The neighbourhood was quiet and his parents were asleep, so he couldn’t watch TV. Bored as hell, his friends wouldn’t be online. He wandered down the corridor and decided the sneak into The Jungle Room, a place still forbidden without parental supervision. He turned the light on. Just how he remembered it all. The Bear, the deer, the elk, Felix and the mouse all welcomed him with an expected fright. The animals, stuffed and paralysed into themselves, stuck into position. They past, present and future had been mapped out and moulded with chemicals and cotton, coordinated by their creator: Ben’s dad. It was an uneasy being alone with these ‘bodies’, it dawned uncomfortably that these animals, these purported beings were not going anywhere, not going to change. It was unfair, Ben thought, that he had to change.
As he leaned on the elk’s horn, thinking angrily about his position in life, he lost balance and clung for support.
The horn dismantled and impaled Felix the cat. His face went white, still grappling the horn.
‘Shit’ he whispered.
But it did not end there; the one-horned elk lost its balance and fell to its side, hitting the brown bear’s knees. Like a domino effect, the Bear swung back and forth and fell forward, dismantling its jaw on the elk’s ass. It was blood-fest of cotton! The heavy air-conditioning kept the cotton fibres afloat, like little clouds above Ben’s head as he slowly shat his pants in fear and prayed for protection.

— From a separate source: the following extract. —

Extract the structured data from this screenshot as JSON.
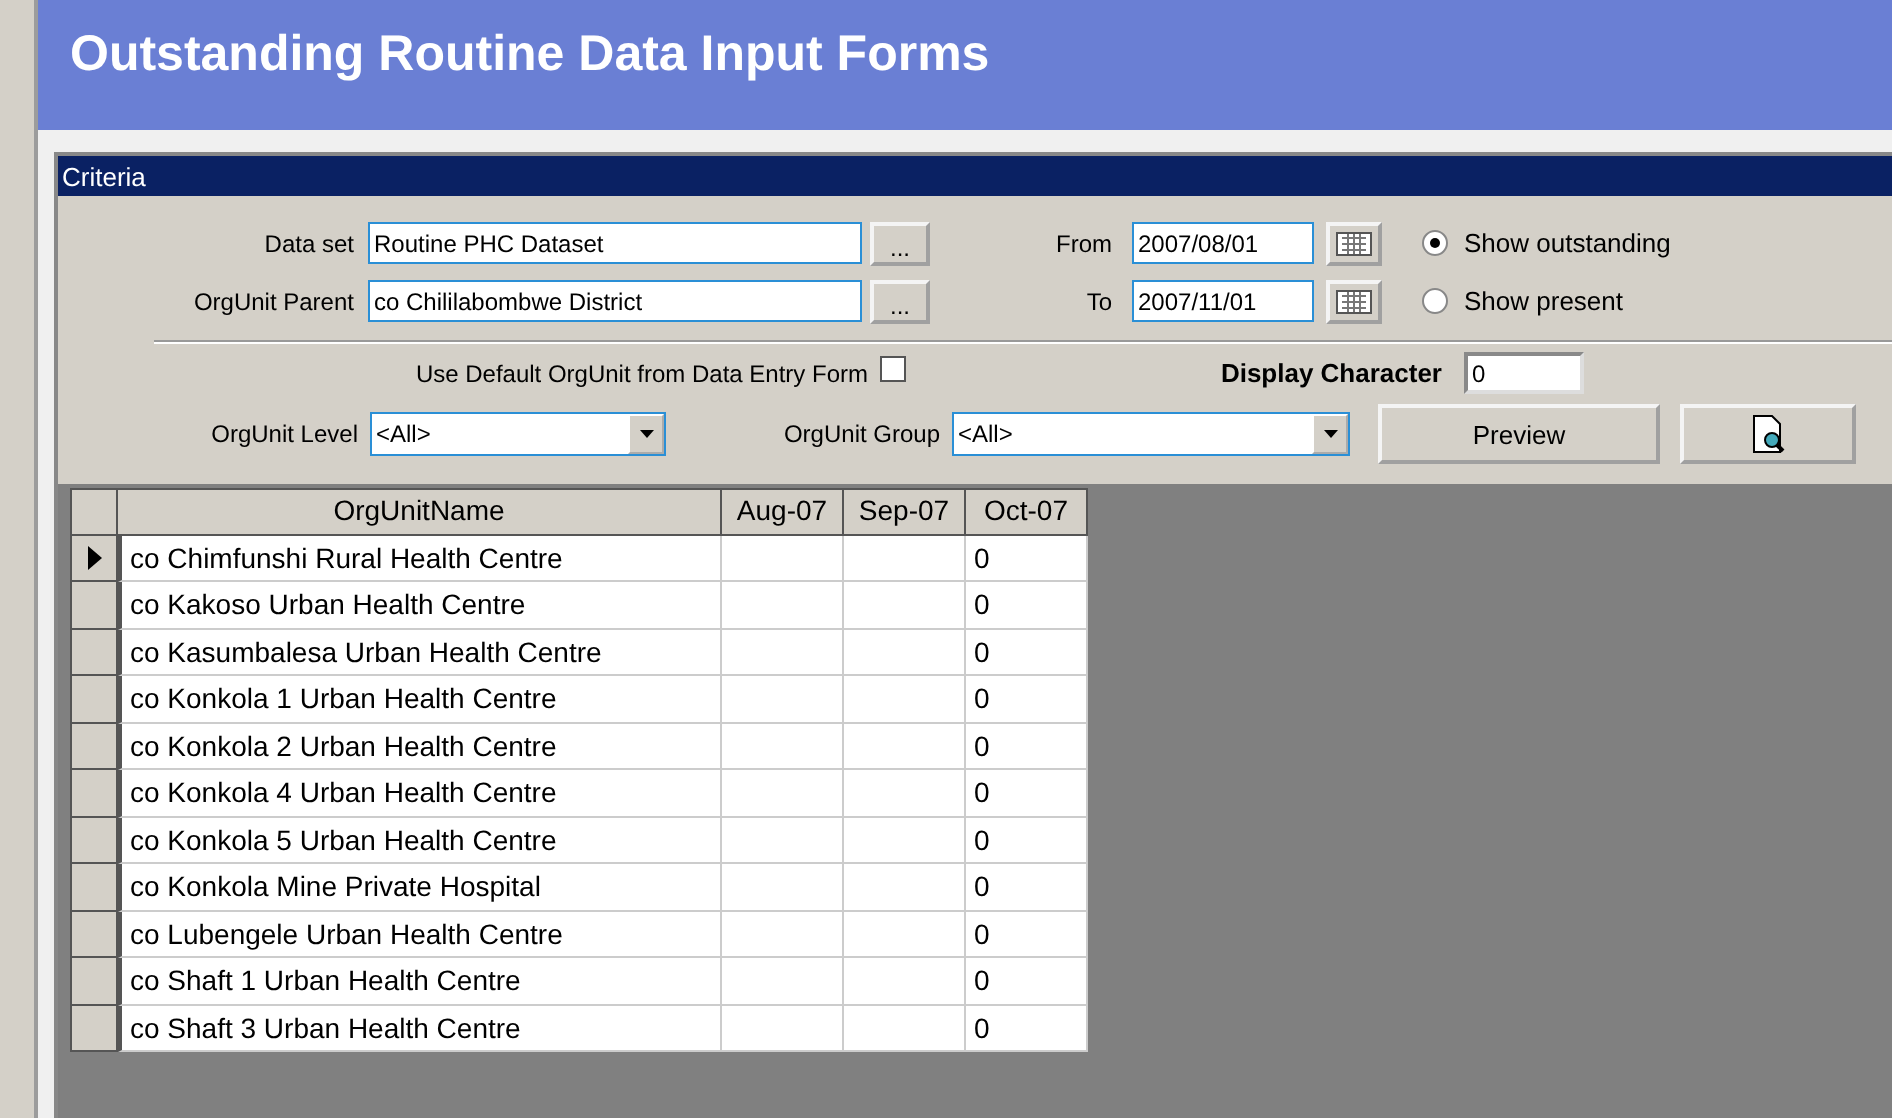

What’s this racket about? Dad shouted as he thumped down the hollow corridor.
Ben didn’t dare to move, still in the foetal position on the floor, clinging with his life to the stump of the horn.
‘Dad, I can explain!’ Ben pleaded
Dad’s face went from white to pink, pink to red, red to purple, purple to green and so forth but he said nothing. Silence can sometimes be the worst. Then after a few seconds, of processing the scene he made a noise. He laughed. It started with a snicker then a throaty chuckle then a full on clown laugh, which seemed to go on for hours. Ben didn’t really understand, nor did he want to so he went along with it.
Dad picked up the mouse carefully and crouched beside Ben.
‘Don’t worry about.’ He said to Ben ‘Shit happens. Nothing is forever.’
Ben nodded in relief.
‘Now let go of that horn and go put some clothes on, you weirdo’ he said. ‘We got a lot of cleaning up to do.’